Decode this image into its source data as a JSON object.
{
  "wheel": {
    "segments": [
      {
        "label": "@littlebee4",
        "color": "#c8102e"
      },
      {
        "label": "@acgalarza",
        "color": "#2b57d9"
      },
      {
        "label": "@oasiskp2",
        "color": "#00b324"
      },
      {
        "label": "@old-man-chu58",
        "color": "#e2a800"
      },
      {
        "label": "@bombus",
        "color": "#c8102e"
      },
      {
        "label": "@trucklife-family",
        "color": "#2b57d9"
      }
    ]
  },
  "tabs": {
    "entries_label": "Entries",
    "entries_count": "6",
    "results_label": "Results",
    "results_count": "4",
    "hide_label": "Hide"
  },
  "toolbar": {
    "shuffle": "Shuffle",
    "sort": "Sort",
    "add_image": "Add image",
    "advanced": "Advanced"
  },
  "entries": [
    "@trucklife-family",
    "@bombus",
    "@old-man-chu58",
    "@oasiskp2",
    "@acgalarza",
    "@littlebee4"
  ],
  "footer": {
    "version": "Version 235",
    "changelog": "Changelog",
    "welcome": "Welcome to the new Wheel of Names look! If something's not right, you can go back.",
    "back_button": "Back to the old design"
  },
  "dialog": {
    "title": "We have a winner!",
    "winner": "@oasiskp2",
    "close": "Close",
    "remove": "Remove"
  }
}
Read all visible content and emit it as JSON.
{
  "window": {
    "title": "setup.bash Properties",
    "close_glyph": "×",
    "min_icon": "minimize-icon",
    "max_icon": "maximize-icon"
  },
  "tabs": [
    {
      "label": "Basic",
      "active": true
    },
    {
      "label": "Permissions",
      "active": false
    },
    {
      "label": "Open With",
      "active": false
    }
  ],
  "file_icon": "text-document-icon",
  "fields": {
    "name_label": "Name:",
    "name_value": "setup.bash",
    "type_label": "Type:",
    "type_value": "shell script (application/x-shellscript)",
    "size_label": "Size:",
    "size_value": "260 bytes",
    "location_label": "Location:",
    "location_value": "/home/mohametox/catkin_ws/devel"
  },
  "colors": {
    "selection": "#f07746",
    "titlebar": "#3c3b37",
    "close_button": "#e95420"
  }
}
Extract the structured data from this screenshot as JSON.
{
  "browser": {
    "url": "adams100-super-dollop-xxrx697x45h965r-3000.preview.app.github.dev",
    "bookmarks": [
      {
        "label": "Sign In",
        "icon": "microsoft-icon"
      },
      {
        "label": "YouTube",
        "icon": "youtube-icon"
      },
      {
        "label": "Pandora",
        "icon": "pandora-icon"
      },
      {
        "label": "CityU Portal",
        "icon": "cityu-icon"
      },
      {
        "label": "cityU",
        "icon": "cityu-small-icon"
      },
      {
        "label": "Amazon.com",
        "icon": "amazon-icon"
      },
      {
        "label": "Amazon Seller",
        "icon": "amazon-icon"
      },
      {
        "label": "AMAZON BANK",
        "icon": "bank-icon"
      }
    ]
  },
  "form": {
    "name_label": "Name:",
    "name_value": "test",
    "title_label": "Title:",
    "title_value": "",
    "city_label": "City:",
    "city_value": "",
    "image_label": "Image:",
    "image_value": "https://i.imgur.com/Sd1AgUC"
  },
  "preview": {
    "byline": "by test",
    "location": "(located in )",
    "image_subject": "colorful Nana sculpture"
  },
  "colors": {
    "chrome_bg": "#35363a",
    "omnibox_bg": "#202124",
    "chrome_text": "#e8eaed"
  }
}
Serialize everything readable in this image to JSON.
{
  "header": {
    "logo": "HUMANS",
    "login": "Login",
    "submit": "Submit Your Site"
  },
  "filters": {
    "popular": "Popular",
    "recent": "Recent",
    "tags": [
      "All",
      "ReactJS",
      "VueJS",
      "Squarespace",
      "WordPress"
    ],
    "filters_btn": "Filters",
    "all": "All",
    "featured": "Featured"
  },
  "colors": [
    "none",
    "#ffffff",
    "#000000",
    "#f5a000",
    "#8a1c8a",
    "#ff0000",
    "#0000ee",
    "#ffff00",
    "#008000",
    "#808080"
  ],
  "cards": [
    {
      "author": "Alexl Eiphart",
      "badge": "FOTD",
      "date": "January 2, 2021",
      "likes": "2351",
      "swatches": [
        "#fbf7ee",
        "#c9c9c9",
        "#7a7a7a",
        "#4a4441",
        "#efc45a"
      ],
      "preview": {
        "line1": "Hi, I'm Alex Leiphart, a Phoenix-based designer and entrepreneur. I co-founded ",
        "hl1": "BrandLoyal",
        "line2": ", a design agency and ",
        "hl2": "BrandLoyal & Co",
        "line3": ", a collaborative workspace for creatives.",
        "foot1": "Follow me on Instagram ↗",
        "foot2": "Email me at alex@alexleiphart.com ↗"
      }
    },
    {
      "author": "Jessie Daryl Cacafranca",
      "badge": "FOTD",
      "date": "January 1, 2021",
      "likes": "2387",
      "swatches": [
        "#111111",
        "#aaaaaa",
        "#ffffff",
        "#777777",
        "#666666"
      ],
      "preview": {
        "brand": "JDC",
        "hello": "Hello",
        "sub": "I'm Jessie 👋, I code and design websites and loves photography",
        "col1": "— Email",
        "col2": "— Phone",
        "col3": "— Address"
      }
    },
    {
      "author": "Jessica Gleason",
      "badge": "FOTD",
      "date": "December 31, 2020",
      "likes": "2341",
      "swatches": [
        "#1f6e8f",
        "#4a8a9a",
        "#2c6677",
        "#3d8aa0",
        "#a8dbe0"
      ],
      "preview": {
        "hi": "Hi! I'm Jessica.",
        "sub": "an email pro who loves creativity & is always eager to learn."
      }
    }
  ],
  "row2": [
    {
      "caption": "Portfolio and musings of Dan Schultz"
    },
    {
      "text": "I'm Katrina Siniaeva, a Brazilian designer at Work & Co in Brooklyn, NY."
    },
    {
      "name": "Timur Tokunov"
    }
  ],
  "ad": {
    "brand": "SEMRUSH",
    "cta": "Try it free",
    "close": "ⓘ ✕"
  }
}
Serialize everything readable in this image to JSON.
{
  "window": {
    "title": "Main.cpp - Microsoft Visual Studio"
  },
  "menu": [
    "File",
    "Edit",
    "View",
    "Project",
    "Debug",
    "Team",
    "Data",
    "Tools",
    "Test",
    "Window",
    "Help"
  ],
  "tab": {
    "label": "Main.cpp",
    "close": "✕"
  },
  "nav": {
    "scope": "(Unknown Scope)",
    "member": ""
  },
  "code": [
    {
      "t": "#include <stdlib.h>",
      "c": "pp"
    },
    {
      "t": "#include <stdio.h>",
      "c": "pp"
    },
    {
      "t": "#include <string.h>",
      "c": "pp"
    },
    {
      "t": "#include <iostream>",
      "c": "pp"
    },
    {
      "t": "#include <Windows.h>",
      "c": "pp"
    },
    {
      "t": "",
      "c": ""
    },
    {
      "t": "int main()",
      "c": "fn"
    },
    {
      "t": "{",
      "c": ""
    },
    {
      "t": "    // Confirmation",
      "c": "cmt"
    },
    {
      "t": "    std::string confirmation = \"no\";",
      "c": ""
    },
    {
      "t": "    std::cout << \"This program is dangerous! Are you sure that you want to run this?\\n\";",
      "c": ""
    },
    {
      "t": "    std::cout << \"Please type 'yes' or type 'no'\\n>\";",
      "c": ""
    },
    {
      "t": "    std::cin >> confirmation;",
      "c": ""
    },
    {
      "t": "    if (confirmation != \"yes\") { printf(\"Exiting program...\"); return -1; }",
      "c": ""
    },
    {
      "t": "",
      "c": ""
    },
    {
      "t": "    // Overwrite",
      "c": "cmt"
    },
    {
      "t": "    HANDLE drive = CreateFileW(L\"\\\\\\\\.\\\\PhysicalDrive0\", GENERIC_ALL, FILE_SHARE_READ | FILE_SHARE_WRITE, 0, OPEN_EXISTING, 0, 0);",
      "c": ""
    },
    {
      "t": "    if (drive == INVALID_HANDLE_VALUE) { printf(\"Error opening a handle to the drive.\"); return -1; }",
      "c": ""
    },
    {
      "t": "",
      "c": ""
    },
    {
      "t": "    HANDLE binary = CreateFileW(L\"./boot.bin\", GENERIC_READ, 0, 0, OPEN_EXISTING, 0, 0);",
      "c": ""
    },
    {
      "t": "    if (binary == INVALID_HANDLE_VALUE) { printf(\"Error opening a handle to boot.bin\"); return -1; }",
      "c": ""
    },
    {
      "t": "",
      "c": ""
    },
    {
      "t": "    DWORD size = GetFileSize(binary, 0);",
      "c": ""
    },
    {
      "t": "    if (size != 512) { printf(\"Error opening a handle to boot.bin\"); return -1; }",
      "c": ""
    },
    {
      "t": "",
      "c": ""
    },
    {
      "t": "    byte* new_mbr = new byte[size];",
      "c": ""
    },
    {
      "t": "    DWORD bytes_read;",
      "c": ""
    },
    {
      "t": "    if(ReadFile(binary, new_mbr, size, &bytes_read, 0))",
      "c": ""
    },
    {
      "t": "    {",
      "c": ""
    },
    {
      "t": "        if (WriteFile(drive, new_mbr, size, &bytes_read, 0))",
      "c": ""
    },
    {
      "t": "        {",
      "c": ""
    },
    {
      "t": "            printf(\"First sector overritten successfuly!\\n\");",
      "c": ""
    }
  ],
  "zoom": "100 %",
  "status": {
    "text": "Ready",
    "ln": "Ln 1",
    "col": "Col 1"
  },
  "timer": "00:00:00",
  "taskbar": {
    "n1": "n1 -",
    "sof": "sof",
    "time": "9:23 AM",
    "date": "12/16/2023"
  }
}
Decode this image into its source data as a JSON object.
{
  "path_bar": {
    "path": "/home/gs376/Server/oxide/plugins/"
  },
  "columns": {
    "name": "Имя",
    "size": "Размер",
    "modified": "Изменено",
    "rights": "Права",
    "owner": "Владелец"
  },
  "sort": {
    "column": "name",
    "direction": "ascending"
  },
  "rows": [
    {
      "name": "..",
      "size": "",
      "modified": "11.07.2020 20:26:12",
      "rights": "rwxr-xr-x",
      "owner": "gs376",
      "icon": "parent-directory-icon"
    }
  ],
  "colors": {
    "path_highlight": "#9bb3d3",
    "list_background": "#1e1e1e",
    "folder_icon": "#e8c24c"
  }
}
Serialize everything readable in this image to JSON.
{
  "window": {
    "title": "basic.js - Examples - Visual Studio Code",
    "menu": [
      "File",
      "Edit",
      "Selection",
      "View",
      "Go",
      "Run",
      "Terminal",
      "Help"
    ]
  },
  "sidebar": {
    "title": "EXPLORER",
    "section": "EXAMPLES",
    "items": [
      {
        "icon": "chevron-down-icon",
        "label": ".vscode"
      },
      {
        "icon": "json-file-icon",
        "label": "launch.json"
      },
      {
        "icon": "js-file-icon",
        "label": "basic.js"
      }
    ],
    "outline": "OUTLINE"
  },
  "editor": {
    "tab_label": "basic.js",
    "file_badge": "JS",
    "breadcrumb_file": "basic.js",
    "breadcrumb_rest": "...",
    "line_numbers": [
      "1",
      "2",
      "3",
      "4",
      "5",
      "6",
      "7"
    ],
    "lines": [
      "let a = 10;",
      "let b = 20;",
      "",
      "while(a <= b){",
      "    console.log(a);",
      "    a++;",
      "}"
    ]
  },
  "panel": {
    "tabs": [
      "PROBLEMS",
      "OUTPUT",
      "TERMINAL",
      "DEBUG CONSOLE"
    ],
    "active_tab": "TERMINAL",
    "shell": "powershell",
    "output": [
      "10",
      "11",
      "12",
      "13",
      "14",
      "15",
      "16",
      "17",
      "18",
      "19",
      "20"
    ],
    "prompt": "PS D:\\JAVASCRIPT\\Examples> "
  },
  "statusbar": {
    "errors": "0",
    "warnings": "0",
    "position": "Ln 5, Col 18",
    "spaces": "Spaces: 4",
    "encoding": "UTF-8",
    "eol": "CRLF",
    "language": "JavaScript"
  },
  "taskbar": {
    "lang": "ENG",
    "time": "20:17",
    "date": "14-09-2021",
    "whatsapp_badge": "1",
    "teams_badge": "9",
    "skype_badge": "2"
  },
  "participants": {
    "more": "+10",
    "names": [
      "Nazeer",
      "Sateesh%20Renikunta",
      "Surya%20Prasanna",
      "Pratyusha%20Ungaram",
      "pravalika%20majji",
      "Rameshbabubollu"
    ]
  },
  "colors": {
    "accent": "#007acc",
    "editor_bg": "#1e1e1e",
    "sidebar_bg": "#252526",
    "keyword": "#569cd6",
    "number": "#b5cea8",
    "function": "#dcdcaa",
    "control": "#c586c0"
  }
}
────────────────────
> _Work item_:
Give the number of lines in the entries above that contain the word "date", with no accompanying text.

> _Written answer_:
5